● PROBLEM TO SOLVE: Write out the full listing exactly as given, minus the images.
── GIVEN ENTRIES ──
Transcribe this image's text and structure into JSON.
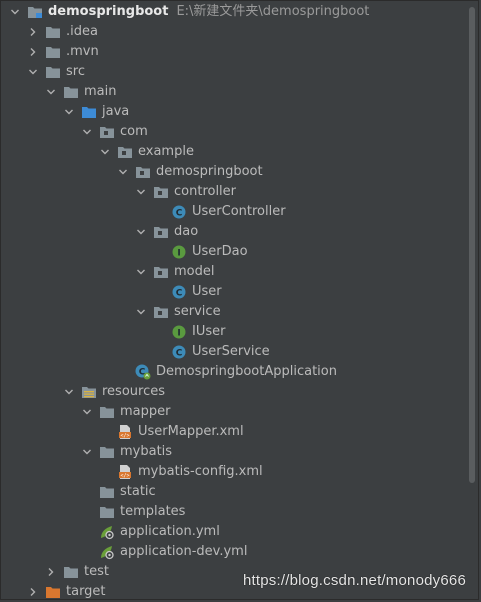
{
  "tree": [
    {
      "depth": 0,
      "arrow": "down",
      "icon": "module-folder-icon",
      "label": "demospringboot",
      "path": "E:\\新建文件夹\\demospringboot",
      "root": true
    },
    {
      "depth": 1,
      "arrow": "right",
      "icon": "folder-icon",
      "label": ".idea"
    },
    {
      "depth": 1,
      "arrow": "right",
      "icon": "folder-icon",
      "label": ".mvn"
    },
    {
      "depth": 1,
      "arrow": "down",
      "icon": "folder-icon",
      "label": "src"
    },
    {
      "depth": 2,
      "arrow": "down",
      "icon": "folder-icon",
      "label": "main"
    },
    {
      "depth": 3,
      "arrow": "down",
      "icon": "source-folder-icon",
      "label": "java"
    },
    {
      "depth": 4,
      "arrow": "down",
      "icon": "package-icon",
      "label": "com"
    },
    {
      "depth": 5,
      "arrow": "down",
      "icon": "package-icon",
      "label": "example"
    },
    {
      "depth": 6,
      "arrow": "down",
      "icon": "package-icon",
      "label": "demospringboot"
    },
    {
      "depth": 7,
      "arrow": "down",
      "icon": "package-icon",
      "label": "controller"
    },
    {
      "depth": 8,
      "arrow": "none",
      "icon": "class-icon",
      "label": "UserController"
    },
    {
      "depth": 7,
      "arrow": "down",
      "icon": "package-icon",
      "label": "dao"
    },
    {
      "depth": 8,
      "arrow": "none",
      "icon": "interface-icon",
      "label": "UserDao"
    },
    {
      "depth": 7,
      "arrow": "down",
      "icon": "package-icon",
      "label": "model"
    },
    {
      "depth": 8,
      "arrow": "none",
      "icon": "class-icon",
      "label": "User"
    },
    {
      "depth": 7,
      "arrow": "down",
      "icon": "package-icon",
      "label": "service"
    },
    {
      "depth": 8,
      "arrow": "none",
      "icon": "interface-icon",
      "label": "IUser"
    },
    {
      "depth": 8,
      "arrow": "none",
      "icon": "class-icon",
      "label": "UserService"
    },
    {
      "depth": 6,
      "arrow": "none",
      "icon": "spring-boot-class-icon",
      "label": "DemospringbootApplication"
    },
    {
      "depth": 3,
      "arrow": "down",
      "icon": "resources-folder-icon",
      "label": "resources"
    },
    {
      "depth": 4,
      "arrow": "down",
      "icon": "folder-icon",
      "label": "mapper"
    },
    {
      "depth": 5,
      "arrow": "none",
      "icon": "xml-file-icon",
      "label": "UserMapper.xml"
    },
    {
      "depth": 4,
      "arrow": "down",
      "icon": "folder-icon",
      "label": "mybatis"
    },
    {
      "depth": 5,
      "arrow": "none",
      "icon": "xml-file-icon",
      "label": "mybatis-config.xml"
    },
    {
      "depth": 4,
      "arrow": "none",
      "icon": "folder-icon",
      "label": "static"
    },
    {
      "depth": 4,
      "arrow": "none",
      "icon": "folder-icon",
      "label": "templates"
    },
    {
      "depth": 4,
      "arrow": "none",
      "icon": "yaml-config-icon",
      "label": "application.yml"
    },
    {
      "depth": 4,
      "arrow": "none",
      "icon": "yaml-config-icon",
      "label": "application-dev.yml"
    },
    {
      "depth": 2,
      "arrow": "right",
      "icon": "folder-icon",
      "label": "test"
    },
    {
      "depth": 1,
      "arrow": "right",
      "icon": "excluded-folder-icon",
      "label": "target"
    }
  ],
  "watermark": "https://blog.csdn.net/monody666",
  "colors": {
    "background": "#3c3f41",
    "text": "#bbbbbb",
    "folder": "#87939a",
    "source_folder": "#3d8bd6",
    "class": "#3d8bb8",
    "interface": "#5a9a3f",
    "excluded": "#d9772f"
  }
}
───
● RESPONSE AREA:
Transcribe this image's text and structure into JSON.
{
  "tree": [
    {
      "depth": 0,
      "arrow": "down",
      "icon": "module-folder-icon",
      "label": "demospringboot",
      "path": "E:\\新建文件夹\\demospringboot",
      "root": true
    },
    {
      "depth": 1,
      "arrow": "right",
      "icon": "folder-icon",
      "label": ".idea"
    },
    {
      "depth": 1,
      "arrow": "right",
      "icon": "folder-icon",
      "label": ".mvn"
    },
    {
      "depth": 1,
      "arrow": "down",
      "icon": "folder-icon",
      "label": "src"
    },
    {
      "depth": 2,
      "arrow": "down",
      "icon": "folder-icon",
      "label": "main"
    },
    {
      "depth": 3,
      "arrow": "down",
      "icon": "source-folder-icon",
      "label": "java"
    },
    {
      "depth": 4,
      "arrow": "down",
      "icon": "package-icon",
      "label": "com"
    },
    {
      "depth": 5,
      "arrow": "down",
      "icon": "package-icon",
      "label": "example"
    },
    {
      "depth": 6,
      "arrow": "down",
      "icon": "package-icon",
      "label": "demospringboot"
    },
    {
      "depth": 7,
      "arrow": "down",
      "icon": "package-icon",
      "label": "controller"
    },
    {
      "depth": 8,
      "arrow": "none",
      "icon": "class-icon",
      "label": "UserController"
    },
    {
      "depth": 7,
      "arrow": "down",
      "icon": "package-icon",
      "label": "dao"
    },
    {
      "depth": 8,
      "arrow": "none",
      "icon": "interface-icon",
      "label": "UserDao"
    },
    {
      "depth": 7,
      "arrow": "down",
      "icon": "package-icon",
      "label": "model"
    },
    {
      "depth": 8,
      "arrow": "none",
      "icon": "class-icon",
      "label": "User"
    },
    {
      "depth": 7,
      "arrow": "down",
      "icon": "package-icon",
      "label": "service"
    },
    {
      "depth": 8,
      "arrow": "none",
      "icon": "interface-icon",
      "label": "IUser"
    },
    {
      "depth": 8,
      "arrow": "none",
      "icon": "class-icon",
      "label": "UserService"
    },
    {
      "depth": 6,
      "arrow": "none",
      "icon": "spring-boot-class-icon",
      "label": "DemospringbootApplication"
    },
    {
      "depth": 3,
      "arrow": "down",
      "icon": "resources-folder-icon",
      "label": "resources"
    },
    {
      "depth": 4,
      "arrow": "down",
      "icon": "folder-icon",
      "label": "mapper"
    },
    {
      "depth": 5,
      "arrow": "none",
      "icon": "xml-file-icon",
      "label": "UserMapper.xml"
    },
    {
      "depth": 4,
      "arrow": "down",
      "icon": "folder-icon",
      "label": "mybatis"
    },
    {
      "depth": 5,
      "arrow": "none",
      "icon": "xml-file-icon",
      "label": "mybatis-config.xml"
    },
    {
      "depth": 4,
      "arrow": "none",
      "icon": "folder-icon",
      "label": "static"
    },
    {
      "depth": 4,
      "arrow": "none",
      "icon": "folder-icon",
      "label": "templates"
    },
    {
      "depth": 4,
      "arrow": "none",
      "icon": "yaml-config-icon",
      "label": "application.yml"
    },
    {
      "depth": 4,
      "arrow": "none",
      "icon": "yaml-config-icon",
      "label": "application-dev.yml"
    },
    {
      "depth": 2,
      "arrow": "right",
      "icon": "folder-icon",
      "label": "test"
    },
    {
      "depth": 1,
      "arrow": "right",
      "icon": "excluded-folder-icon",
      "label": "target"
    }
  ],
  "watermark": "https://blog.csdn.net/monody666",
  "colors": {
    "background": "#3c3f41",
    "text": "#bbbbbb",
    "folder": "#87939a",
    "source_folder": "#3d8bd6",
    "class": "#3d8bb8",
    "interface": "#5a9a3f",
    "excluded": "#d9772f"
  }
}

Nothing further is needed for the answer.